When Someone on the Outside Has Your Back

by Theresa Shoatz and Suzy Subways

From PHN Issue 33, Summer 2017

Sometimes it’s hard to get medical care when you need it behind the walls. For readers who have family, friends or a partner on the outside to help, here are some suggestions for them to try. You may want to clip this article and send it to them. Continue reading “When Someone on the Outside Has Your Back”

How Loved Ones Outside Can Advocate for People in Prison

By Theresa Shoatz

From PHN Issue 25, Summer 2015

For readers who have family, friends or a partner on the outside to help them get urgently needed health care, here are some suggestions for those outside prison to try. Philadelphia activist Theresa Shoatz perfected these steps while advocating for her father, former Black Panther Russell Maroon Shoatz, a political prisoner in Pennsylvania. As she says, “I have a passion to keep him healthy because one day, we’ll get him out.”

10 steps for loved ones on the outside:

  1. Your loved one in prison will probably need to fill out a medical release form to let you access their health information. In many places, they can ask a counselor for this form. Continue reading “How Loved Ones Outside Can Advocate for People in Prison”

“To Help Our People Through This”

Rev. Doris Green on healing communities from the impact of imprisonment and HIV

Reverend Doris Green, founder of Men and Women Prison Ministries and director of community affairs at the AIDS Foundation of Chicago, has been working with prisoners and their families for decades, and fighting AIDS since the epidemic began. She is organizing a coalition of grassroots community organizations to demand access to condoms in the Illinois state prison system. The condom campaign is a policy demand based on the knowledge that good prison health is good community health. “The people on the inside are the people on the outside,” she says. Rev. Green sees her political advocacy as intimately connected with her counseling work with individuals and small groups, rebuilding the community support networks torn apart by mass imprisonment.
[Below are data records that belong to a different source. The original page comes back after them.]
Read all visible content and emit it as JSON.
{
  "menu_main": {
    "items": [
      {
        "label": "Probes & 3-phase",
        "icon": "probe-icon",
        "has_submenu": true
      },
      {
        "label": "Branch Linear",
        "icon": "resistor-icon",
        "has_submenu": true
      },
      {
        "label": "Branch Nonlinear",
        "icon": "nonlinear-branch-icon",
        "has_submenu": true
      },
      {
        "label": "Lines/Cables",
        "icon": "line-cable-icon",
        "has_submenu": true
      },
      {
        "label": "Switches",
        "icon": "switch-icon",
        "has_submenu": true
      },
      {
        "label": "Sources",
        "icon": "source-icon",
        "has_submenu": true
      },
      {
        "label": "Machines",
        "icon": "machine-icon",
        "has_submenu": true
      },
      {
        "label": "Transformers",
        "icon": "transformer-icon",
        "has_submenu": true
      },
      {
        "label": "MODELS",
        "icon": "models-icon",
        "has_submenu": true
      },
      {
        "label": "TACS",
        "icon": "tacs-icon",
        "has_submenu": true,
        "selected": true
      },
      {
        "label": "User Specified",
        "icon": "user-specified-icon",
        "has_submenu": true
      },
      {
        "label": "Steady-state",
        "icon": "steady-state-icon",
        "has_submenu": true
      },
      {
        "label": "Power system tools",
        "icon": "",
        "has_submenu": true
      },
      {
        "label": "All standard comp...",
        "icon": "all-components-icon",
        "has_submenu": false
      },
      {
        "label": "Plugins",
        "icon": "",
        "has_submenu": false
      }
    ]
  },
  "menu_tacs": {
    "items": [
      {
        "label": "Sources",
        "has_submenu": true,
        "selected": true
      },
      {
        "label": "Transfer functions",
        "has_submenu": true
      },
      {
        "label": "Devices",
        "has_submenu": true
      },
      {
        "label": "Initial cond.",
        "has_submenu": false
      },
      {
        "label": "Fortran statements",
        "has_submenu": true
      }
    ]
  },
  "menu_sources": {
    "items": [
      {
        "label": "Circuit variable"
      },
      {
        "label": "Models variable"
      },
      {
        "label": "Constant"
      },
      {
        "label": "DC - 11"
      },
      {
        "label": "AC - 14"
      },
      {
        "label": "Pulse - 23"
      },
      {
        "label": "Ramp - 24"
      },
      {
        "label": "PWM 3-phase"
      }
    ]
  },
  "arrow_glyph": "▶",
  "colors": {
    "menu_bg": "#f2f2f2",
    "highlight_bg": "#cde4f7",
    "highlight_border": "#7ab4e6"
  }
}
Because of mandatory minimum sentences, discriminatory crack possession sentencing, three-strikes laws and other hallmarks of the “war on drugs,” there are now 10 times as many people in prison than there were 20 years ago. People of African descent represent 56% of those imprisoned for drug offenses but only 14% of illicit drug users. “The disparity makes you think nobody’s committing crimes but African Americans and Hispanics,” Rev. Green says. In the past decade, new policies shut ex-prisoners out of public housing, jobs, and social safety net programs. With so many parents, children, spouses and caregivers removed from the community, the emotional, financial and political support systems of entire communities are disrupted.

Continue reading ““To Help Our People Through This””